“It’s not a show about overweight people. It’s a show about real women with real bodies. I actually don’t think Rebel has written the show to be about weight.
“None of the characters she plays are hung up about their weight at all. The character in Pitch Perfect, the character in this… they’re happy. She’s happy with her life, happy with the way that she looks. It’s just a part of her make up.”
Wilson has previously made the most of her appearance, despite sometimes polarising audiences. Staring down the Tall Poppy Syndrome, she has made a name for herself in the toughest town of all by using self-deprecating humour.
Jenkinson notes the success of other young writer performers, such as Lena Dunham (Girls), who are challenging aesthetic stereotypes.

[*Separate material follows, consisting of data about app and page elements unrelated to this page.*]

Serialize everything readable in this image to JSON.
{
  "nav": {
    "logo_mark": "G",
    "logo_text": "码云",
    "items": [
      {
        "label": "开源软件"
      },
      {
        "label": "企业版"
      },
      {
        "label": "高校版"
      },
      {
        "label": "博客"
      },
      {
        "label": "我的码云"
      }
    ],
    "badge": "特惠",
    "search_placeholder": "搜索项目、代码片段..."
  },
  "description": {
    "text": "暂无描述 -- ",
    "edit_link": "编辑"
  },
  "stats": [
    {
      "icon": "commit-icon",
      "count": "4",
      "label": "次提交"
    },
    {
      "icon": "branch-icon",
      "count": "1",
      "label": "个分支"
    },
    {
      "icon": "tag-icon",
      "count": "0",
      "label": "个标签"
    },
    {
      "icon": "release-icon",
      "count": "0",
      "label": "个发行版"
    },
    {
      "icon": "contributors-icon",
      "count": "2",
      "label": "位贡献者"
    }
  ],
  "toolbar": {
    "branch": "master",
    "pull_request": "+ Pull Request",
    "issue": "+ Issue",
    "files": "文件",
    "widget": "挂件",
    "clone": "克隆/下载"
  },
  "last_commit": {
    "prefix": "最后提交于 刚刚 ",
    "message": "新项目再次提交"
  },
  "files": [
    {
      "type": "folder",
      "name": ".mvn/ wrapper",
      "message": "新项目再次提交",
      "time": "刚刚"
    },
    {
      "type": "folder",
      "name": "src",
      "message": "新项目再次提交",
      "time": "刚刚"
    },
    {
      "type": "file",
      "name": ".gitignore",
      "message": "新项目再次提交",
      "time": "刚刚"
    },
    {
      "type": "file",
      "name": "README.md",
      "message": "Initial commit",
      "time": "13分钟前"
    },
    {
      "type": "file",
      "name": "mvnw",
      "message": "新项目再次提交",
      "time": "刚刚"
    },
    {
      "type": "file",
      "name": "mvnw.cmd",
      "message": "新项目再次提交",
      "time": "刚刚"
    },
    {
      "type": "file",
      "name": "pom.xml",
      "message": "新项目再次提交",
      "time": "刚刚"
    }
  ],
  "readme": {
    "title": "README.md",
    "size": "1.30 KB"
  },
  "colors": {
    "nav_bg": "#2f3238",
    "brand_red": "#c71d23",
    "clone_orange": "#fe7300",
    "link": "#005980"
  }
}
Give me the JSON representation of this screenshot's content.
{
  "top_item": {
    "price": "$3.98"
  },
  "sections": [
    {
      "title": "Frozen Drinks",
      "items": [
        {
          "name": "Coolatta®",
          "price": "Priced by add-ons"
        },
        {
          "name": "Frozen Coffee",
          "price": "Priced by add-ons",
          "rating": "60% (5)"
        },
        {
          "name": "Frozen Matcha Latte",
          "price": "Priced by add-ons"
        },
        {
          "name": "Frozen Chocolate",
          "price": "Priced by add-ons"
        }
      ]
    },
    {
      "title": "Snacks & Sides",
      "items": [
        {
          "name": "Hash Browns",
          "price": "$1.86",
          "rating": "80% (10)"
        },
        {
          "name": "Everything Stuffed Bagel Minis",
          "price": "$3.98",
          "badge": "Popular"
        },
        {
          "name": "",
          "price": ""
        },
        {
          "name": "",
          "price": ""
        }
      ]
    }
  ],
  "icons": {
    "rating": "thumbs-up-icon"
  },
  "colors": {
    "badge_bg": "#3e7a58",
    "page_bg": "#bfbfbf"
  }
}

“It’s not all about being beautiful and perfect, and I think we’re seeing a lot more of that on TV. I know that Rebel just wanted to make a show about 3 friends who were dags and try to become cool people. And I guess it just so happens that there’s a message embedded in there which is that you just have to be yourself. It doesn’t matter what you look like, what you weigh, what you choose to eat for dinner,” she insisted.
“I don’t think she was trying to make a statement, but we’re living in a time where you don’t have to be glamorous and stick thin to be a lead character on TV.
“What I really love about Rebel is she creates shows she likes. She’s committed to producing scripts and a show that she personally finds funny. And that’s the best that you can do. If you’re constantly thinking ‘What are other people going to like?’ you’re just setting yourself up for failure.
“You’ve got to go after what you believe is worthy and she’s great at doing that.”
Super Fun Night premieres 8pm Tuesday on Nine.